EXTRACTED ENTRIES>
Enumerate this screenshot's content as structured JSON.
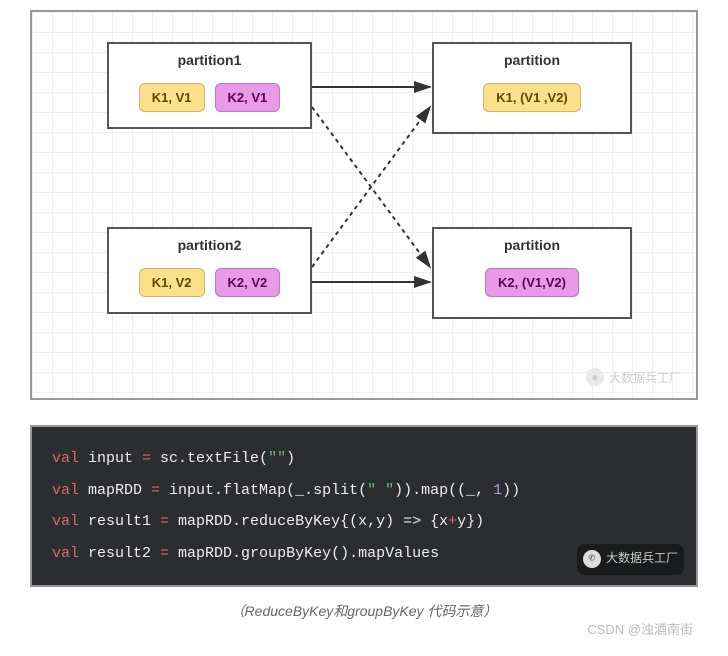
{
  "diagram": {
    "partitions": {
      "p1": {
        "title": "partition1",
        "kvs": [
          {
            "text": "K1, V1",
            "cls": "yellow"
          },
          {
            "text": "K2, V1",
            "cls": "pink"
          }
        ]
      },
      "p2": {
        "title": "partition2",
        "kvs": [
          {
            "text": "K1, V2",
            "cls": "yellow"
          },
          {
            "text": "K2, V2",
            "cls": "pink"
          }
        ]
      },
      "r1": {
        "title": "partition",
        "kvs": [
          {
            "text": "K1, (V1 ,V2)",
            "cls": "yellow"
          }
        ]
      },
      "r2": {
        "title": "partition",
        "kvs": [
          {
            "text": "K2, (V1,V2)",
            "cls": "pink"
          }
        ]
      }
    },
    "arrows": [
      {
        "from": "p1",
        "to": "r1",
        "style": "solid"
      },
      {
        "from": "p1",
        "to": "r2",
        "style": "dotted"
      },
      {
        "from": "p2",
        "to": "r1",
        "style": "dotted"
      },
      {
        "from": "p2",
        "to": "r2",
        "style": "solid"
      }
    ],
    "watermark": "大数据兵工厂"
  },
  "code": {
    "lines": [
      [
        {
          "t": "val ",
          "c": "tok-kw"
        },
        {
          "t": "input ",
          "c": "tok-plain"
        },
        {
          "t": "= ",
          "c": "tok-op"
        },
        {
          "t": "sc.textFile(",
          "c": "tok-plain"
        },
        {
          "t": "\"\"",
          "c": "tok-str"
        },
        {
          "t": ")",
          "c": "tok-plain"
        }
      ],
      [
        {
          "t": "val ",
          "c": "tok-kw"
        },
        {
          "t": "mapRDD ",
          "c": "tok-plain"
        },
        {
          "t": "= ",
          "c": "tok-op"
        },
        {
          "t": "input.flatMap(_.split(",
          "c": "tok-plain"
        },
        {
          "t": "\" \"",
          "c": "tok-str"
        },
        {
          "t": ")).map((_, ",
          "c": "tok-plain"
        },
        {
          "t": "1",
          "c": "tok-num"
        },
        {
          "t": "))",
          "c": "tok-plain"
        }
      ],
      [
        {
          "t": "val ",
          "c": "tok-kw"
        },
        {
          "t": "result1 ",
          "c": "tok-plain"
        },
        {
          "t": "= ",
          "c": "tok-op"
        },
        {
          "t": "mapRDD.reduceByKey{(x,y) ",
          "c": "tok-plain"
        },
        {
          "t": "=>",
          "c": "tok-arrow"
        },
        {
          "t": " {x",
          "c": "tok-plain"
        },
        {
          "t": "+",
          "c": "tok-op"
        },
        {
          "t": "y})",
          "c": "tok-plain"
        }
      ],
      [
        {
          "t": "val ",
          "c": "tok-kw"
        },
        {
          "t": "result2 ",
          "c": "tok-plain"
        },
        {
          "t": "= ",
          "c": "tok-op"
        },
        {
          "t": "mapRDD.groupByKey().mapValues",
          "c": "tok-plain"
        }
      ]
    ],
    "watermark": "大数据兵工厂"
  },
  "caption": "（ReduceByKey和groupByKey 代码示意）",
  "csdn": "CSDN @浊酒南街",
  "chart_data": {
    "type": "table",
    "title": "GroupByKey shuffle diagram",
    "input_partitions": [
      {
        "name": "partition1",
        "pairs": [
          [
            "K1",
            "V1"
          ],
          [
            "K2",
            "V1"
          ]
        ]
      },
      {
        "name": "partition2",
        "pairs": [
          [
            "K1",
            "V2"
          ],
          [
            "K2",
            "V2"
          ]
        ]
      }
    ],
    "output_partitions": [
      {
        "name": "partition",
        "key": "K1",
        "values": [
          "V1",
          "V2"
        ]
      },
      {
        "name": "partition",
        "key": "K2",
        "values": [
          "V1",
          "V2"
        ]
      }
    ],
    "edges": [
      {
        "from": "partition1",
        "to": "K1",
        "style": "solid"
      },
      {
        "from": "partition1",
        "to": "K2",
        "style": "dotted"
      },
      {
        "from": "partition2",
        "to": "K1",
        "style": "dotted"
      },
      {
        "from": "partition2",
        "to": "K2",
        "style": "solid"
      }
    ]
  }
}
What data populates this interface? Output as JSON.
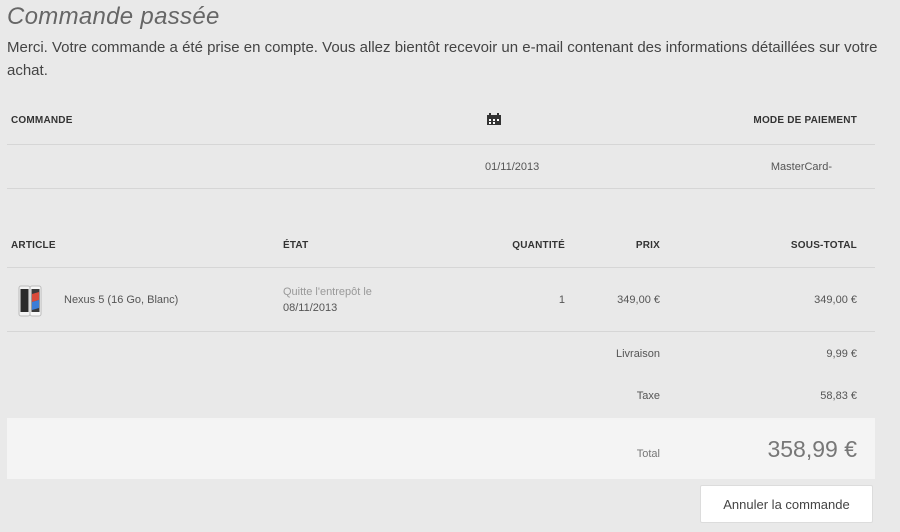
{
  "header": {
    "title": "Commande passée",
    "intro": "Merci. Votre commande a été prise en compte. Vous allez bientôt recevoir un e-mail contenant des informations détaillées sur votre achat."
  },
  "order_table": {
    "col_order": "COMMANDE",
    "date_icon": "calendar-icon",
    "col_payment": "MODE DE PAIEMENT",
    "order_number": "",
    "date": "01/11/2013",
    "payment_method": "MasterCard-"
  },
  "items_table": {
    "col_article": "ARTICLE",
    "col_status": "ÉTAT",
    "col_quantity": "QUANTITÉ",
    "col_price": "PRIX",
    "col_subtotal": "SOUS-TOTAL",
    "item": {
      "name": "Nexus 5 (16 Go, Blanc)",
      "status_label": "Quitte l'entrepôt le",
      "status_date": "08/11/2013",
      "quantity": "1",
      "price": "349,00 €",
      "subtotal": "349,00 €"
    }
  },
  "summary": {
    "shipping_label": "Livraison",
    "shipping_value": "9,99 €",
    "tax_label": "Taxe",
    "tax_value": "58,83 €",
    "total_label": "Total",
    "total_value": "358,99 €"
  },
  "actions": {
    "cancel_label": "Annuler la commande"
  }
}
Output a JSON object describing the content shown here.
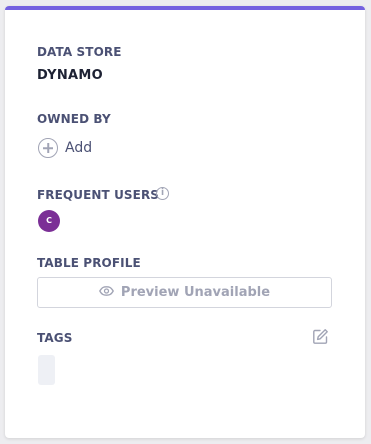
{
  "data_store": {
    "label": "DATA STORE",
    "value": "DYNAMO"
  },
  "owned_by": {
    "label": "OWNED BY",
    "add_label": "Add"
  },
  "frequent_users": {
    "label": "FREQUENT USERS",
    "info_icon": "i",
    "users": [
      {
        "initial": "C",
        "color": "#7b2f96"
      }
    ]
  },
  "table_profile": {
    "label": "TABLE PROFILE",
    "button_label": "Preview Unavailable"
  },
  "tags": {
    "label": "TAGS"
  },
  "colors": {
    "accent": "#7461e0"
  }
}
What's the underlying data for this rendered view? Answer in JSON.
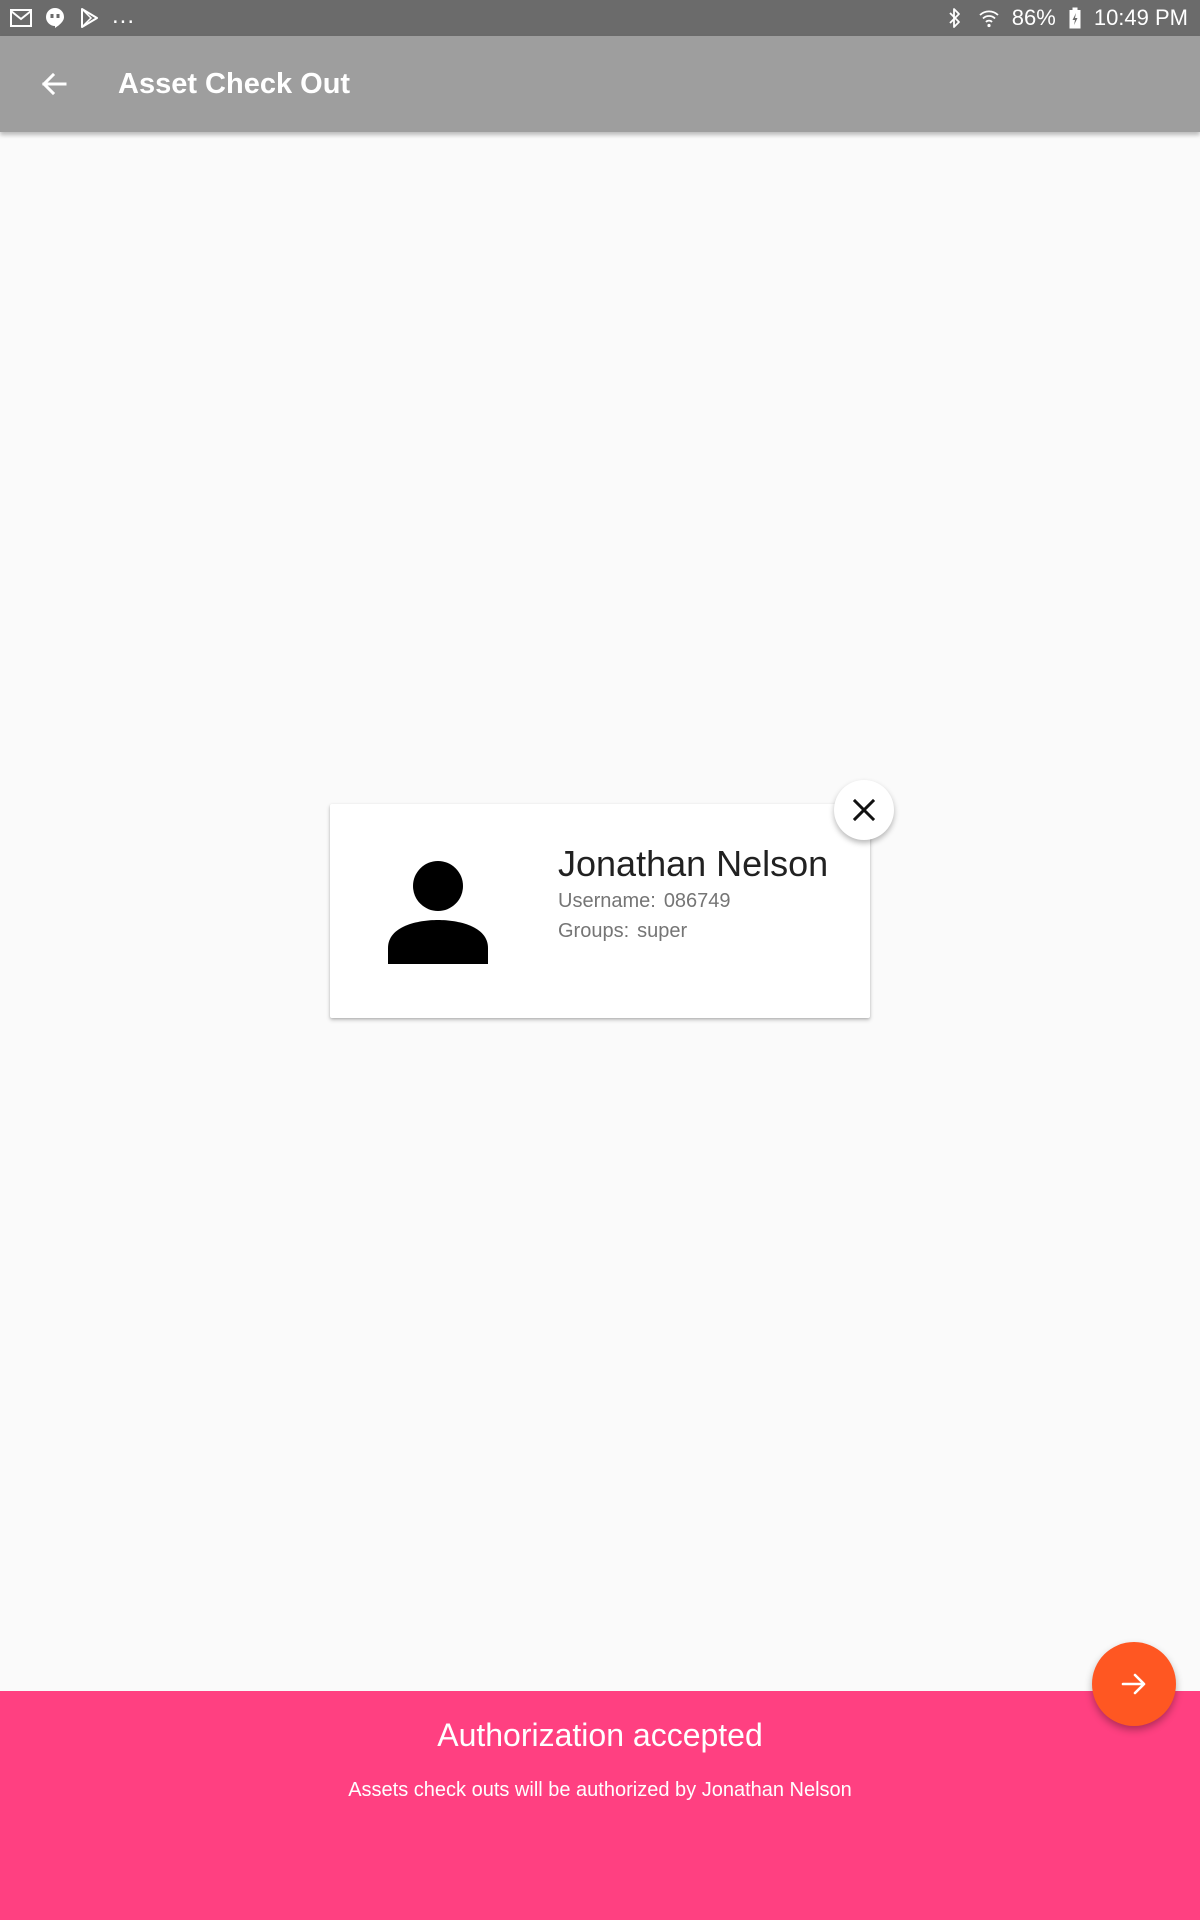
{
  "status_bar": {
    "more": "...",
    "battery": "86%",
    "time": "10:49 PM",
    "icons_left": [
      "gmail-icon",
      "hangouts-icon",
      "play-store-icon"
    ],
    "icons_right": [
      "bluetooth-icon",
      "wifi-icon",
      "battery-charging-icon"
    ]
  },
  "app_bar": {
    "title": "Asset Check Out",
    "back_icon": "arrow-left-icon",
    "background": "#9e9e9e"
  },
  "user_card": {
    "name": "Jonathan Nelson",
    "username_label": "Username:",
    "username": "086749",
    "groups_label": "Groups:",
    "groups": "super",
    "avatar_icon": "person-icon",
    "close_icon": "close-icon"
  },
  "snackbar": {
    "title": "Authorization accepted",
    "message": "Assets check outs will be authorized by Jonathan Nelson",
    "background": "#ff4081"
  },
  "fab": {
    "icon": "arrow-right-icon",
    "background": "#ff5722"
  }
}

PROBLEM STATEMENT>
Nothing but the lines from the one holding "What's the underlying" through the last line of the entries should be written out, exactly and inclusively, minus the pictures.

RESPONSE BELOW>
What's the underlying data for this rendered view? Answer in JSON.
{
  "status_bar": {
    "more": "...",
    "battery": "86%",
    "time": "10:49 PM",
    "icons_left": [
      "gmail-icon",
      "hangouts-icon",
      "play-store-icon"
    ],
    "icons_right": [
      "bluetooth-icon",
      "wifi-icon",
      "battery-charging-icon"
    ]
  },
  "app_bar": {
    "title": "Asset Check Out",
    "back_icon": "arrow-left-icon",
    "background": "#9e9e9e"
  },
  "user_card": {
    "name": "Jonathan Nelson",
    "username_label": "Username:",
    "username": "086749",
    "groups_label": "Groups:",
    "groups": "super",
    "avatar_icon": "person-icon",
    "close_icon": "close-icon"
  },
  "snackbar": {
    "title": "Authorization accepted",
    "message": "Assets check outs will be authorized by Jonathan Nelson",
    "background": "#ff4081"
  },
  "fab": {
    "icon": "arrow-right-icon",
    "background": "#ff5722"
  }
}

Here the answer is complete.